MYRTLE BEACH, S.C. -- Visitors to the Grand Strand have plenty of golf courses to pick from.
The 90-plus tracks sometimes tend to overshadow themselves, making picking a few to play that much harder. But for those who call Myrtle Beach home or are simply visiting for the week, three stand out.
Without requiring much of a drive, these Central Strand courses offer a range in price and skill level that will have players of all levels landing a memorable round.
Dunes Golf and Beach Club
Located directly off the Atlantic Ocean, the semi-private club is continually named one of America's best courses, and for good reason.
Noticeable renovations have taken place on average every four to five years. They've included improvements to the greens, fairways and outlying portions of the course, as well as the driving range and clubhouse.
And while this course certainly isn't cheap to play -- and sometimes, tee times are difficult to come by, as you must be with a member or stay at one of the 16 or so affiliated hotels -- the Dunes is everything players would expect, white glove treatment and all.
Once on the course, it only gets better.

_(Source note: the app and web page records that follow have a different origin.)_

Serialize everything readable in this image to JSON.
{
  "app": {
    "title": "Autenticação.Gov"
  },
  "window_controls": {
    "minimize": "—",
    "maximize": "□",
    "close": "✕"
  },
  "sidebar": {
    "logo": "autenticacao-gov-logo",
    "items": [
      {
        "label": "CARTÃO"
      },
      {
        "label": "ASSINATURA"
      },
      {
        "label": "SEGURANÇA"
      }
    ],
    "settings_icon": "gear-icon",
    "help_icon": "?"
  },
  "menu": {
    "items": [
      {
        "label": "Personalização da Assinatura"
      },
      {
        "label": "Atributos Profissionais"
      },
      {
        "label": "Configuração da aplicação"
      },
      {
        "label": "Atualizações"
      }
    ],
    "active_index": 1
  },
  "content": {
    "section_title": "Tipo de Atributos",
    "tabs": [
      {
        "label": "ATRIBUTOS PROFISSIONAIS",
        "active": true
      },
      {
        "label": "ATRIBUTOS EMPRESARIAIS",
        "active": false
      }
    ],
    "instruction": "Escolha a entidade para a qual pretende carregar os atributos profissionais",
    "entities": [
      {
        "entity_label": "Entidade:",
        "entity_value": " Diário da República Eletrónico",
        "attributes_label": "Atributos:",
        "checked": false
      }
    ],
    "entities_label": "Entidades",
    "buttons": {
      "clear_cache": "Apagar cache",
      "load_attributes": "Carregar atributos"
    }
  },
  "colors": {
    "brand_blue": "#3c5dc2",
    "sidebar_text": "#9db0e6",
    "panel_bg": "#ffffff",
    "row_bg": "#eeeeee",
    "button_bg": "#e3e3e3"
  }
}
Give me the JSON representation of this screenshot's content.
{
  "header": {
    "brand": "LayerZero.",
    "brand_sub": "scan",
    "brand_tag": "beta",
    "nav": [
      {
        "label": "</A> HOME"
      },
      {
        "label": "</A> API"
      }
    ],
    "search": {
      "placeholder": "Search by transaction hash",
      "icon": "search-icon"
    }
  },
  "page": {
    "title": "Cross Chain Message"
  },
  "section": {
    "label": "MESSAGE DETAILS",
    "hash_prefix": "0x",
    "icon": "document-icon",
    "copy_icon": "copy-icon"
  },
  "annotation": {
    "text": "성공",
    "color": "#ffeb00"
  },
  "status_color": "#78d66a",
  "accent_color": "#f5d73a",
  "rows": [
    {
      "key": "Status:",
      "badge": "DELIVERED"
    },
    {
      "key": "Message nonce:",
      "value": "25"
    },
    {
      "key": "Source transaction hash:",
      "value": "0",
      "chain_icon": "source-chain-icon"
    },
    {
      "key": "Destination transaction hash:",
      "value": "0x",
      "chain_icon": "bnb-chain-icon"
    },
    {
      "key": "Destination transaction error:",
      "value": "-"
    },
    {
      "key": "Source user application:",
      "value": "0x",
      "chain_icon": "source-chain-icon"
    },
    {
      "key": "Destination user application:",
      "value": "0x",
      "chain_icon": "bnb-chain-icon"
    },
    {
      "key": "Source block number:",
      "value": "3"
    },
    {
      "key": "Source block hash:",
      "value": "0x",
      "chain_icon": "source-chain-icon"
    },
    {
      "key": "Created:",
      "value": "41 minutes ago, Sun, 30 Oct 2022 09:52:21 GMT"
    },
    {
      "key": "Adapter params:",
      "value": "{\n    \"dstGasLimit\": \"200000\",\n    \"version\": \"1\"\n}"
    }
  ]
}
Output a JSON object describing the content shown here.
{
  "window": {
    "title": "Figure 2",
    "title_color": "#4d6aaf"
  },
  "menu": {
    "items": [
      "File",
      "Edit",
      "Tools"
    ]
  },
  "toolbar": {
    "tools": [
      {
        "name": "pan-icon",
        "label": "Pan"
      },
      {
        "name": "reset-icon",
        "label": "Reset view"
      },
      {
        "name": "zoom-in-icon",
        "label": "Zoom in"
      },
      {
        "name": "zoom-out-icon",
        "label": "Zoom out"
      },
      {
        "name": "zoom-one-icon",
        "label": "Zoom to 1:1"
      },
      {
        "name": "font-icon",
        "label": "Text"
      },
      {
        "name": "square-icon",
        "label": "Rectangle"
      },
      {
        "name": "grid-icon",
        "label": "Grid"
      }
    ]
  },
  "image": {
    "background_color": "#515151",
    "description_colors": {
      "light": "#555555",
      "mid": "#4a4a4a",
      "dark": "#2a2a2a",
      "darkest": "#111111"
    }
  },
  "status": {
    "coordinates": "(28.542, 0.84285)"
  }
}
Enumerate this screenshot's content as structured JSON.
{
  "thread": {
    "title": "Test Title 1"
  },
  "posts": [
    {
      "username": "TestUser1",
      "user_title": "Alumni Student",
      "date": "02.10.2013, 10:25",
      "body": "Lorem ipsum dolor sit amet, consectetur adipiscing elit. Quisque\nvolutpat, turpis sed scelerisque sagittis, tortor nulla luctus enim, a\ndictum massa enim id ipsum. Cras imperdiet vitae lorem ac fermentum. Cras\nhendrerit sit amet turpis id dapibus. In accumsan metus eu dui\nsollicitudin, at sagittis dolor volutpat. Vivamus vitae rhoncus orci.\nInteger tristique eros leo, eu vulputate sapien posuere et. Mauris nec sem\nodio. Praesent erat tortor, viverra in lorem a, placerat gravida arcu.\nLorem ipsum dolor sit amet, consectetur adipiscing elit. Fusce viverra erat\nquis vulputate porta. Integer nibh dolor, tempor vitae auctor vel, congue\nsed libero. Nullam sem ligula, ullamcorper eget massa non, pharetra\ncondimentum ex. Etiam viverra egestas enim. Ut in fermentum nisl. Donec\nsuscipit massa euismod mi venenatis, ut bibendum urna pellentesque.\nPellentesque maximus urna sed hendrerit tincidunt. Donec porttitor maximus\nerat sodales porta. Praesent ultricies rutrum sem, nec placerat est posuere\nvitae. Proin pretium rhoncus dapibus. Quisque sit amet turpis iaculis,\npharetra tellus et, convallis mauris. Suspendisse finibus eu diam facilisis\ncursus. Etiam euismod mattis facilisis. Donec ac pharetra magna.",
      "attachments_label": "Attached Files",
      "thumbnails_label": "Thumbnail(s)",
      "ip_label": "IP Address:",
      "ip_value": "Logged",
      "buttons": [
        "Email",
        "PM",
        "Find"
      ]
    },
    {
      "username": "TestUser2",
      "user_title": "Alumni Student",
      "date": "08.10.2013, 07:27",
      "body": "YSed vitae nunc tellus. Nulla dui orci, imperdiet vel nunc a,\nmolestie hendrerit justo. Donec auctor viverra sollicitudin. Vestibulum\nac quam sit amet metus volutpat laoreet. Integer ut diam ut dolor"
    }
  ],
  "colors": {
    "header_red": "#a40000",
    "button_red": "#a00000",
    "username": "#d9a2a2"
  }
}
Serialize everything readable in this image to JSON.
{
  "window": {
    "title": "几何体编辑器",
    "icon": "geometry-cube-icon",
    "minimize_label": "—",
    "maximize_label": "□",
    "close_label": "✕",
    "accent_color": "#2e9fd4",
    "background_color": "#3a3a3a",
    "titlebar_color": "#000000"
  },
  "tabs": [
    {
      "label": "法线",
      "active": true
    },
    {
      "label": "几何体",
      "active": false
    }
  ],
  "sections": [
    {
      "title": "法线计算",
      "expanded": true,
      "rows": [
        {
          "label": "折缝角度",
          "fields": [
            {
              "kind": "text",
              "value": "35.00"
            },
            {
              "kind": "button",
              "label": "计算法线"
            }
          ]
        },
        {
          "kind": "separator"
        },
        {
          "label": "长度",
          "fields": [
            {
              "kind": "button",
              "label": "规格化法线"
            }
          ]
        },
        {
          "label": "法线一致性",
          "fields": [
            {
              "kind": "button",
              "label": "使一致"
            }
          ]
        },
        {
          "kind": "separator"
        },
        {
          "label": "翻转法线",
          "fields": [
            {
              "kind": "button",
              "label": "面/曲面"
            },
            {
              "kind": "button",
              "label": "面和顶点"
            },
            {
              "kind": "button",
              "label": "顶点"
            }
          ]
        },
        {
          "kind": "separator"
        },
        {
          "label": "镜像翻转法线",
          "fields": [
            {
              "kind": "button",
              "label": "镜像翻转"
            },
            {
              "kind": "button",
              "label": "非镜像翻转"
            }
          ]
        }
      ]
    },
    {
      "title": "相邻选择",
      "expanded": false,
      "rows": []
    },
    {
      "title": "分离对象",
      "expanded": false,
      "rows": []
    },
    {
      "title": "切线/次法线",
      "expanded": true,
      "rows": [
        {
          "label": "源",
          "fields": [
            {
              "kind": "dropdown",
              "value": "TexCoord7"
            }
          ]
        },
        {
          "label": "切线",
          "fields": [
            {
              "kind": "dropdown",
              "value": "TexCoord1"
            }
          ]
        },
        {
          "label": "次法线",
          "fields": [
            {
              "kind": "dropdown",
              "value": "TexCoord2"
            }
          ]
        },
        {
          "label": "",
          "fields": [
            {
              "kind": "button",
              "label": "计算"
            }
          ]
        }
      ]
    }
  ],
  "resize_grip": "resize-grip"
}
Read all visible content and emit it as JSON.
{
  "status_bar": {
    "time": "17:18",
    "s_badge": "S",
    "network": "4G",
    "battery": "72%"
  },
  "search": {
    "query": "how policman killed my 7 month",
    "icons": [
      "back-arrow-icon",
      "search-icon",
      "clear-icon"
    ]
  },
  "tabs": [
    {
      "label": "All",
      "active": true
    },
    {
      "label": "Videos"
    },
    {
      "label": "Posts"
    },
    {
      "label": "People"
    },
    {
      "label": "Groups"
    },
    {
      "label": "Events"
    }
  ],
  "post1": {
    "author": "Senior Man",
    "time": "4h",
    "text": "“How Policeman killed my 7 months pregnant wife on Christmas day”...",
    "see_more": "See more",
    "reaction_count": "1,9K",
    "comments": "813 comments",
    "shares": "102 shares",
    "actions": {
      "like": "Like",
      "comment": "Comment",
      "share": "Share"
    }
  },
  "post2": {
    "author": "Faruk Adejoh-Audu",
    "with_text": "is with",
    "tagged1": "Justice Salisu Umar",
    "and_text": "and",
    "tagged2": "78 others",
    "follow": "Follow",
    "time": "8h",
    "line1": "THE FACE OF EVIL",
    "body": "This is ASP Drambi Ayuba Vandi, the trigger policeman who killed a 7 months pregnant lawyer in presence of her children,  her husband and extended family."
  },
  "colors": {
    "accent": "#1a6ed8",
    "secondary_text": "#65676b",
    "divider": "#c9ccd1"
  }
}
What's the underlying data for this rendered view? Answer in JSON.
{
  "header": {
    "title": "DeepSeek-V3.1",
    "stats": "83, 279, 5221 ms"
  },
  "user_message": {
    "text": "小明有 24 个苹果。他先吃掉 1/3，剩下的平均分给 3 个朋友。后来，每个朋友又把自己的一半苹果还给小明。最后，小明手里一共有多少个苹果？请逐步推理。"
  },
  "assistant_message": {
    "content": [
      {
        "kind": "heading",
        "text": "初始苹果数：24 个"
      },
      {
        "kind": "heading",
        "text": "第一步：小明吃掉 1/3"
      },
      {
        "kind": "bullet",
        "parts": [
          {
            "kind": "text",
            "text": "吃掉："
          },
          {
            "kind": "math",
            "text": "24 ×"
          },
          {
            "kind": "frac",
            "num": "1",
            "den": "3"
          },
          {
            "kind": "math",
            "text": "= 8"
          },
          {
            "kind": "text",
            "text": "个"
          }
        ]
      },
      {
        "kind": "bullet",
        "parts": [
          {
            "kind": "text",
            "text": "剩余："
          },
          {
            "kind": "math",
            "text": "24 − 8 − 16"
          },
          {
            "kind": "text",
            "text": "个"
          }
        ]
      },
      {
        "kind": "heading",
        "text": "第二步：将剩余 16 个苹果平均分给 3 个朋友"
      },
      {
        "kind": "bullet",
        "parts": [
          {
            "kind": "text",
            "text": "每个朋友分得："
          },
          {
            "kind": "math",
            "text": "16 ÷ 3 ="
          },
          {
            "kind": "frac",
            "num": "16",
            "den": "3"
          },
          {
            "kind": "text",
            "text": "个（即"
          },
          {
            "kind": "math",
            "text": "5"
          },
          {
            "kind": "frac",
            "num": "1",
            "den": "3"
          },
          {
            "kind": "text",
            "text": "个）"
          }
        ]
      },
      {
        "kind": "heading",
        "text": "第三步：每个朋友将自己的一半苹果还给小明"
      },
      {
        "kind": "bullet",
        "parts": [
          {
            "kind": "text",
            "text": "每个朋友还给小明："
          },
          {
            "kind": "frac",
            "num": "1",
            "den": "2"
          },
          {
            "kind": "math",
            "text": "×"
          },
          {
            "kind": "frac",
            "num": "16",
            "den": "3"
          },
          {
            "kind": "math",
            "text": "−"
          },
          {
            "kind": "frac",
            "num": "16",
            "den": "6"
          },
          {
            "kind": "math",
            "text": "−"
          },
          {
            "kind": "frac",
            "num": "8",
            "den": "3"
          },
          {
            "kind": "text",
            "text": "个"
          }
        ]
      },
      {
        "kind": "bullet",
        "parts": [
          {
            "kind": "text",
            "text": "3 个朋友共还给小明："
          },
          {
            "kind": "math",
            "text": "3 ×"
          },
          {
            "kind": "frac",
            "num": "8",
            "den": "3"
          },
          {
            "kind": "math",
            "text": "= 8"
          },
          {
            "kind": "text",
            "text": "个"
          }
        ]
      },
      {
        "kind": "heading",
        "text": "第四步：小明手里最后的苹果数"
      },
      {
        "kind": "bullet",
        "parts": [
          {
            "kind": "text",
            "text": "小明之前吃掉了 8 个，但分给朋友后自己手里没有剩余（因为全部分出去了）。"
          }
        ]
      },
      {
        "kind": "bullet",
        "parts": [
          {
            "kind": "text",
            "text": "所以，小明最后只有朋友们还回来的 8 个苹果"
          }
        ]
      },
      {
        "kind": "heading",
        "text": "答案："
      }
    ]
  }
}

Three holes on the back nine, Nos. 11, 13 and 18, are worthy of some extra time. Whether it's the par 4s on 11 and 18, or the massive 590-yard par-5 13th, gawking tends to happen.
Add in the sounds of the nearby ocean waves crashing, and an overload of the senses is bound to happen.
King's North Course at Myrtle Beach National
Time has passed, yet stories of the sixth hole on the King's North Course at Myrtle Beach National -- aka 'The Gambler' -- are readily available.
Arguably the most notorious hole on the Grand Strand, this par 5 is a draw on its own. In 1996, the hole was christened by music legend Kenny Rogers. And the name couldn't have been more appropriate.
With an island landing area that stretches about 100 yards wide, the right tee shot can have players aiming for the pin on the second shot. However, miss the landing area, and the strokes start to add up.
No. 6 has been selected numerous times on various publications' top-18 holes for both the immediate area and the entire state of South Carolina.
But the rest of the course is nothing to scoff at, either.
A 1995 Arnold Palmer redesign modernized the course. He also made it in his image.
There's the par-3 13th, a hole that stands out because of its island green and two bunkers. There are also doglegs and -- to cap off the day -- the par-4 18th includes about 30 sand traps.
The risk-reward King's North has opportunities to score or feel a little defeated. And that spectrum doesn't just go for The Gambler.
The Heathland Course at Legends Golf and Resort
Depending on whom you speak to, any of the three core courses at the Legends Golf and Resort could be plugged in here.
But with Legends' Heathland Course, golfers will find a throwback 18 with holes similar to Scotland's world-famous St. Andrews.
'Heathland has always been coined the true links-style course,' said Matt Biddington, head professional at the Legends. 'It's got a lot more of the heather grass out there. It's got a lot of untreated areas, which kinds of adds to that rugged feel over across the pond.'
The distance won't scare players. That's not really the point anyway. At approximately 6,800 yards from the tips, the Heathland can't be played in the same way as Legends' other two home courses, Parkland and Moorland.
Instead, wide-open fairways lend themselves to the wind tunnels that normally don't come into play in this part of the country. In designing the Heathland, architect Tom Doak renovated what had been flat land. He incorporated rolling fairways, strategically -- yet often frustrating -- bunkers and plenty of imagination.
That's something players must take with them, as well, especially if they're used to the target-rich golf most courses in the area provide. The Heathland allows golfers to take chances. Maybe it won't pay off; maybe it will.
Either way, the course has the reputation few on the Grand Strand have.